Why Email Harvesting is a Poor Method for Growing Your Email List

EmailHarvesting

Growing an email list for your email marketing program isn’t always a straightforward process, taking you from point A to point B. It develops organically and can sometimes meander as marketers ideate, create, and test. It takes a lot of time and effort. 

We understand that lead and revenue goals can be steep and that it might be tempting to just throw some money at a purchased list and then market to it. However, in the long run, your company will be at risk of running afoul of the law, in addition to producing inefficient, poorly performing campaigns that will cost you more money to put together than they will return.

What is email harvesting?

Email harvesting is gathering email addresses through questionable means, such as purchasing lists or scraping websites for the purpose of sending emails in bulk to the harvested lists. 

Why is it a poor method for growing your email list?

This is a poor idea for several reasons. For starters, it’s illegal. But, if that doesn’t deter you, harvesting emails and spamming the list will not deliver the results which you hoped. Since the people the addresses belong to did not consent to communicate with you, they are likely to ignore your email, trash it, or mark it as spam. 

That’s not the worst of it, though. Harvested addresses inevitably house spam traps and honeypots. If you hit one too many of these inboxes, your IP will get flagged, be blocklisted, and your sender reputation will take some serious damage.  If your IP is blocklisted, all email traffic will halt.
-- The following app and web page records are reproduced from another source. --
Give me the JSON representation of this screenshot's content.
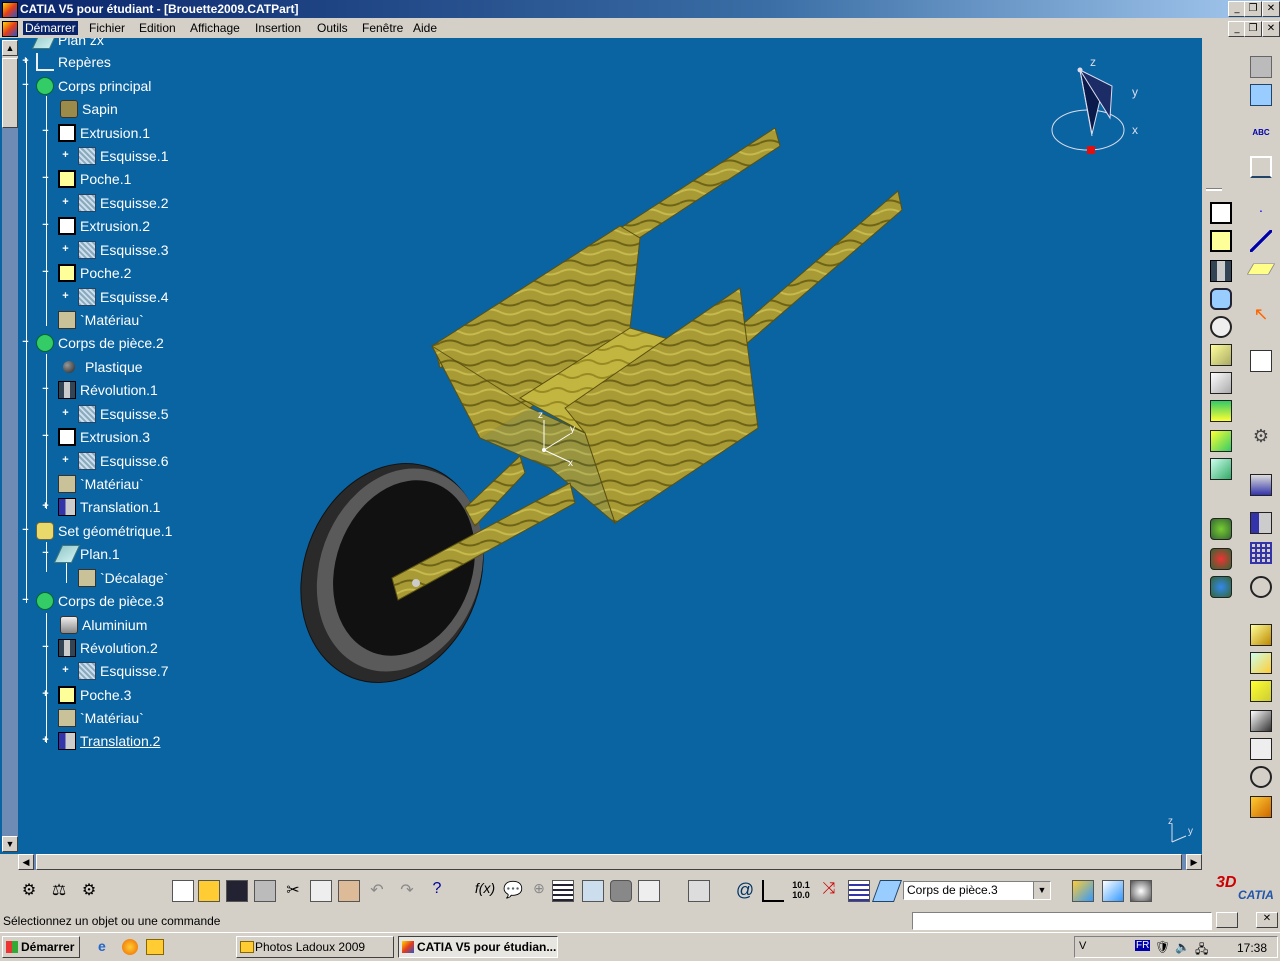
{
  "window": {
    "title": "CATIA V5 pour étudiant - [Brouette2009.CATPart]",
    "buttons": [
      "_",
      "❐",
      "✕"
    ]
  },
  "menu": {
    "items": [
      "Démarrer",
      "Fichier",
      "Edition",
      "Affichage",
      "Insertion",
      "Outils",
      "Fenêtre",
      "Aide"
    ]
  },
  "tree": {
    "items": [
      {
        "label": "Plan zx",
        "icon": "plane-icon"
      },
      {
        "label": "Repères",
        "icon": "axis-system-icon"
      },
      {
        "label": "Corps principal",
        "icon": "part-body-icon"
      },
      {
        "label": "Sapin",
        "icon": "material-icon"
      },
      {
        "label": "Extrusion.1",
        "icon": "pad-icon"
      },
      {
        "label": "Esquisse.1",
        "icon": "sketch-icon"
      },
      {
        "label": "Poche.1",
        "icon": "pocket-icon"
      },
      {
        "label": "Esquisse.2",
        "icon": "sketch-icon"
      },
      {
        "label": "Extrusion.2",
        "icon": "pad-icon"
      },
      {
        "label": "Esquisse.3",
        "icon": "sketch-icon"
      },
      {
        "label": "Poche.2",
        "icon": "pocket-icon"
      },
      {
        "label": "Esquisse.4",
        "icon": "sketch-icon"
      },
      {
        "label": "`Matériau`",
        "icon": "material-parameter-icon"
      },
      {
        "label": "Corps de pièce.2",
        "icon": "part-body-icon"
      },
      {
        "label": "Plastique",
        "icon": "material-ball-icon"
      },
      {
        "label": "Révolution.1",
        "icon": "shaft-icon"
      },
      {
        "label": "Esquisse.5",
        "icon": "sketch-icon"
      },
      {
        "label": "Extrusion.3",
        "icon": "pad-icon"
      },
      {
        "label": "Esquisse.6",
        "icon": "sketch-icon"
      },
      {
        "label": "`Matériau`",
        "icon": "material-parameter-icon"
      },
      {
        "label": "Translation.1",
        "icon": "translation-icon"
      },
      {
        "label": "Set géométrique.1",
        "icon": "geometrical-set-icon"
      },
      {
        "label": "Plan.1",
        "icon": "plane-icon"
      },
      {
        "label": "`Décalage`",
        "icon": "offset-parameter-icon"
      },
      {
        "label": "Corps de pièce.3",
        "icon": "part-body-icon"
      },
      {
        "label": "Aluminium",
        "icon": "material-icon"
      },
      {
        "label": "Révolution.2",
        "icon": "shaft-icon"
      },
      {
        "label": "Esquisse.7",
        "icon": "sketch-icon"
      },
      {
        "label": "Poche.3",
        "icon": "pocket-icon"
      },
      {
        "label": "`Matériau`",
        "icon": "material-parameter-icon"
      },
      {
        "label": "Translation.2",
        "icon": "translation-icon"
      }
    ]
  },
  "compass": {
    "x": "x",
    "y": "y",
    "z": "z"
  },
  "origin_axes": {
    "x": "x",
    "y": "y",
    "z": "z"
  },
  "corner_axes": {
    "y": "y",
    "z": "z"
  },
  "current_body": "Corps de pièce.3",
  "status": {
    "message": "Sélectionnez un objet ou une commande"
  },
  "brand": {
    "logo_text": "CATIA"
  },
  "taskbar": {
    "start": "Démarrer",
    "tasks": [
      "Photos Ladoux 2009",
      "CATIA V5 pour étudian..."
    ],
    "language": "FR",
    "clock": "17:38"
  },
  "colors": {
    "viewport_bg": "#0a64a2",
    "wood": "#a89a35",
    "wheel": "#3a3a3a"
  }
}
Email delivery is crucial for any and all business operations. 

How you can grow your email list on the up-and-up:

 

Starting from Scratch 

If you’re starting from scratch, we wrote a blog not too long ago about email acquisition best practices.

Here are a few ways we recommend growing your email list:

  1. Gated content: Relevant content in the form of ebooks or guides that provide value by answering a common question your target buyer persona has will attract new subscribers.
  2. Email signatures: An opt-in link in each employee’s email signature is an easy way to catch low-hanging fruit. 
  3. Free tools: Free online tools, such as a checklist or SlideShare, that require an email address to access are also an easy way to acquire new email subscribers.
  4. Social Channels: Promote your gated assets or offer a sneak peek at the type of content that will be available in your weekly or monthly newsletter, encouraging folks to subscribe. 
  5. Website: Your website can be a lead generator so long as it’s optimized well. 
    1. Well-timed pop-up forms encouraging folks to subscribe can be really successful. 
    2. Keep your lead-capture forms as brief as you’re able.
    3. Include relevant calls-to-action on each page. 
    4. A/B test call to action copy to determine which is most effective on your audience.
    5. Create outstanding content, such as a blog or webinar series to attract people to your site and convert them. 
  6. Leverage Thought Leadership Partnerships: Broaden your reach by partnering with others in your industry. People don’t exist in a vacuum, and neither do businesses. Network and make connections. Include guest posts in your blog strategy, and offer to guest blog on other sites that serve your target audience. Co-promote partner email newsletters. Create additional co-marketing offers as part of your blog or webinar series.  

 

Leveraging an Existing Contact Database

If you’re not building your email list from scratch, but are revisiting old or outdated records, the above methods can still work for you. In fact, you should absolutely use them. Email addresses collected as recently as two months ago can be considered “old.” However, you also need to do some database management. 

  1. Verify your list and flag threats: Email verification plus a threat detection service, like Webbula Email Hygiene, are crucial. Verify the contacts in your lists to determine which ones are deliverable, valid email addresses first. Then use a threat detection service, like Webbula Email Hygiene to flag which deliverable emails are reputation, fraud, or conversion threats. 
  2. Run an opt-in campaign:  To help you figure out which subscribers are still engaged with your content, run an opt-in campaign. Ask subscribers if the content you’re delivering is still relevant. Give them the option to change their email preferences. Ask them to select an email frequency and tell you which subjects or services they’d like to hear more about. 
  3. Review your segmentation strategy: Do you have buyer personas in place to help you send personalized emails based on demographic, content, or service preferences? Consider creating behavioral triggers with a marketing automation system. For example, if a subscriber visits a page on your site, send an automated follow-up email with a relevant offer or promotion. A/B test your segments to figure out which content and lead magnets are the best at converting readers into clickers and converters. 

 

The bottom line is that there are more effective (and legal) ways to grow your subscriber base than by harvesting emails. Like all good things, it takes a bit more effort, but you’ll find that the return from your campaigns will be well worth it in the long run.

Clean, Protect and Grow Your Database